Casablanca Records co-founder Larry Harris uncovers the fascinating pay-for-play schemes that pervaded the recording industry during the Seventies in the latest installment of 1973: Shaping the Culture, from Rolling Stone and HBO's Vinyl.
While payola had been around for decades, the practice reached ridiculous new heights in the Seventies. But it was often necessary to survive, especially for a fledgling label like Casablanca. Harris recalls keeping everyone from Billboard chart-keepers to local record store clerks happy in exchange for a bump on the charts or a fudged sales report.
Radio DJs also played a crucial role in determining the success of a song, and both Harris and Chic guitarist Nile Rodgers point out that many black record-spinners were being paid a pittance for introducing the world to new sounds. "I view [payola] as a leveling of the playing field," Harris says. "R&B radio stations were owned by white people who paid the black staff very poorly. It helped black DJs eat."

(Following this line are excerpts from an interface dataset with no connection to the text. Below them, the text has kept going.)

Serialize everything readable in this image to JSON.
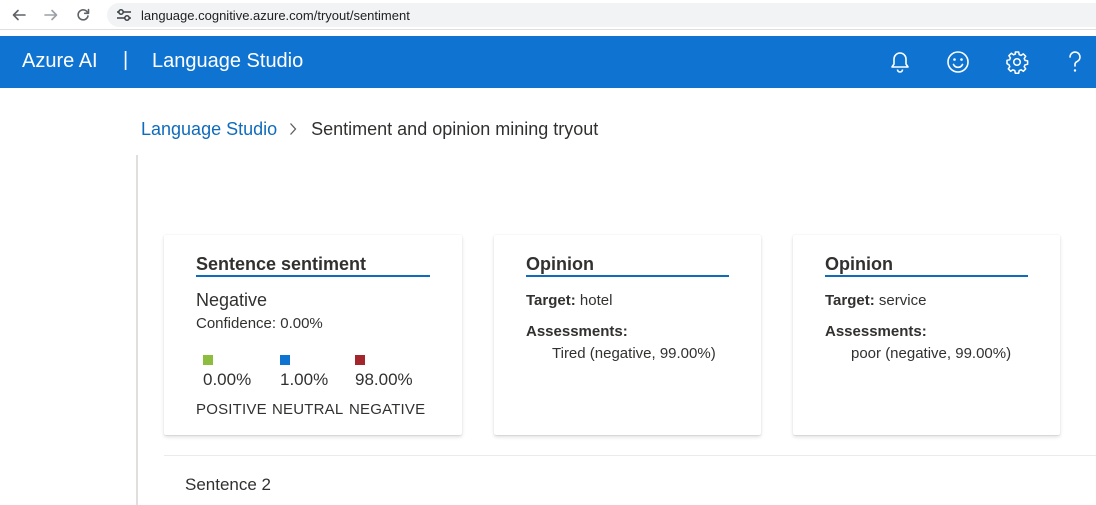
{
  "browser": {
    "url": "language.cognitive.azure.com/tryout/sentiment"
  },
  "header": {
    "brand": "Azure AI",
    "separator": "|",
    "product": "Language Studio"
  },
  "breadcrumb": {
    "root": "Language Studio",
    "current": "Sentiment and opinion mining tryout"
  },
  "sentence_card": {
    "title": "Sentence sentiment",
    "sentiment": "Negative",
    "confidence": "Confidence: 0.00%",
    "scores": [
      {
        "percent": "0.00%",
        "label": "POSITIVE",
        "color": "#8cbd3f"
      },
      {
        "percent": "1.00%",
        "label": "NEUTRAL",
        "color": "#0f74d1"
      },
      {
        "percent": "98.00%",
        "label": "NEGATIVE",
        "color": "#a4262c"
      }
    ]
  },
  "opinions": [
    {
      "title": "Opinion",
      "target_label": "Target:",
      "target_value": "hotel",
      "assessments_label": "Assessments:",
      "assessment": "Tired (negative, 99.00%)"
    },
    {
      "title": "Opinion",
      "target_label": "Target:",
      "target_value": "service",
      "assessments_label": "Assessments:",
      "assessment": "poor (negative, 99.00%)"
    }
  ],
  "next_section": "Sentence 2",
  "colors": {
    "header_bg": "#0f74d1",
    "link": "#0f6cbd",
    "underline": "#0f6cbd"
  }
}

Payment often came in the form of cash, meals, sex and drugs, and Harris and others concocted various tactics — like stockpiling blank receipts from restaurants — to hide their shady dealings from accountants. "It was nuts but we did it," he says. "And it also made it fun, and that was part of partying every day. 'Hey you have an idea that's crazy? Let's try it.'"